YOUR GOAL: Every entry is to be returned verbatim.

SUPPLIED RECORDS:
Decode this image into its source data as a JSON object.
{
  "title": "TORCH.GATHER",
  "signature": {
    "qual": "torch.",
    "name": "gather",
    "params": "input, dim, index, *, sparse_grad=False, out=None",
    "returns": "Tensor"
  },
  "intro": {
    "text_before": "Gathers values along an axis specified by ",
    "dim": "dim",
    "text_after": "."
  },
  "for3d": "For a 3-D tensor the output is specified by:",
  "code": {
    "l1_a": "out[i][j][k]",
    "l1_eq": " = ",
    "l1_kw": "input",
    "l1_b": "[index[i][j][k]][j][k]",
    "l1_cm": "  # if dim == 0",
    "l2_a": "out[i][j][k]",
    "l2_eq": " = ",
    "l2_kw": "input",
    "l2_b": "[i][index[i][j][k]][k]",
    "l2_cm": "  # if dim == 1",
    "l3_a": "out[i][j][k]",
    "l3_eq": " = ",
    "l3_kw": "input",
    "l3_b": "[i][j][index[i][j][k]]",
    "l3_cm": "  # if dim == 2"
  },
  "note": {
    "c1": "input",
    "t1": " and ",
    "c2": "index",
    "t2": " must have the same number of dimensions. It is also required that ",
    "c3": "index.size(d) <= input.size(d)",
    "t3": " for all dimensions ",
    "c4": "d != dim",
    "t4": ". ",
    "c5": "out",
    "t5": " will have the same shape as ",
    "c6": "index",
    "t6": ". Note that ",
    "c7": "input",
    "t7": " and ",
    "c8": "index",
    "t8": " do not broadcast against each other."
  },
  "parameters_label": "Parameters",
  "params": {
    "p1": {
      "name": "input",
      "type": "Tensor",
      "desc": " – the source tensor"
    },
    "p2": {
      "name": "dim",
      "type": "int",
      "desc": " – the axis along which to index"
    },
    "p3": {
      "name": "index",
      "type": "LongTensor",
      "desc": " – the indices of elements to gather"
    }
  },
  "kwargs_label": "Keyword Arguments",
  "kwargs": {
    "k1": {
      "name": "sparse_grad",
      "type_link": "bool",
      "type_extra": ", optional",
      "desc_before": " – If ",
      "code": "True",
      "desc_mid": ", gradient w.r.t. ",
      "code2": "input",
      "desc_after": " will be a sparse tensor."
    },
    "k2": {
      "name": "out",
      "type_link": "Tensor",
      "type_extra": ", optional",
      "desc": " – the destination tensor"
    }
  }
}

RESPONSE AREA:
Decode this image into its source data as a JSON object.
{
  "title": "TORCH.GATHER",
  "signature": {
    "qual": "torch.",
    "name": "gather",
    "params": "input, dim, index, *, sparse_grad=False, out=None",
    "returns": "Tensor"
  },
  "intro": {
    "text_before": "Gathers values along an axis specified by ",
    "dim": "dim",
    "text_after": "."
  },
  "for3d": "For a 3-D tensor the output is specified by:",
  "code": {
    "l1_a": "out[i][j][k]",
    "l1_eq": " = ",
    "l1_kw": "input",
    "l1_b": "[index[i][j][k]][j][k]",
    "l1_cm": "  # if dim == 0",
    "l2_a": "out[i][j][k]",
    "l2_eq": " = ",
    "l2_kw": "input",
    "l2_b": "[i][index[i][j][k]][k]",
    "l2_cm": "  # if dim == 1",
    "l3_a": "out[i][j][k]",
    "l3_eq": " = ",
    "l3_kw": "input",
    "l3_b": "[i][j][index[i][j][k]]",
    "l3_cm": "  # if dim == 2"
  },
  "note": {
    "c1": "input",
    "t1": " and ",
    "c2": "index",
    "t2": " must have the same number of dimensions. It is also required that ",
    "c3": "index.size(d) <= input.size(d)",
    "t3": " for all dimensions ",
    "c4": "d != dim",
    "t4": ". ",
    "c5": "out",
    "t5": " will have the same shape as ",
    "c6": "index",
    "t6": ". Note that ",
    "c7": "input",
    "t7": " and ",
    "c8": "index",
    "t8": " do not broadcast against each other."
  },
  "parameters_label": "Parameters",
  "params": {
    "p1": {
      "name": "input",
      "type": "Tensor",
      "desc": " – the source tensor"
    },
    "p2": {
      "name": "dim",
      "type": "int",
      "desc": " – the axis along which to index"
    },
    "p3": {
      "name": "index",
      "type": "LongTensor",
      "desc": " – the indices of elements to gather"
    }
  },
  "kwargs_label": "Keyword Arguments",
  "kwargs": {
    "k1": {
      "name": "sparse_grad",
      "type_link": "bool",
      "type_extra": ", optional",
      "desc_before": " – If ",
      "code": "True",
      "desc_mid": ", gradient w.r.t. ",
      "code2": "input",
      "desc_after": " will be a sparse tensor."
    },
    "k2": {
      "name": "out",
      "type_link": "Tensor",
      "type_extra": ", optional",
      "desc": " – the destination tensor"
    }
  }
}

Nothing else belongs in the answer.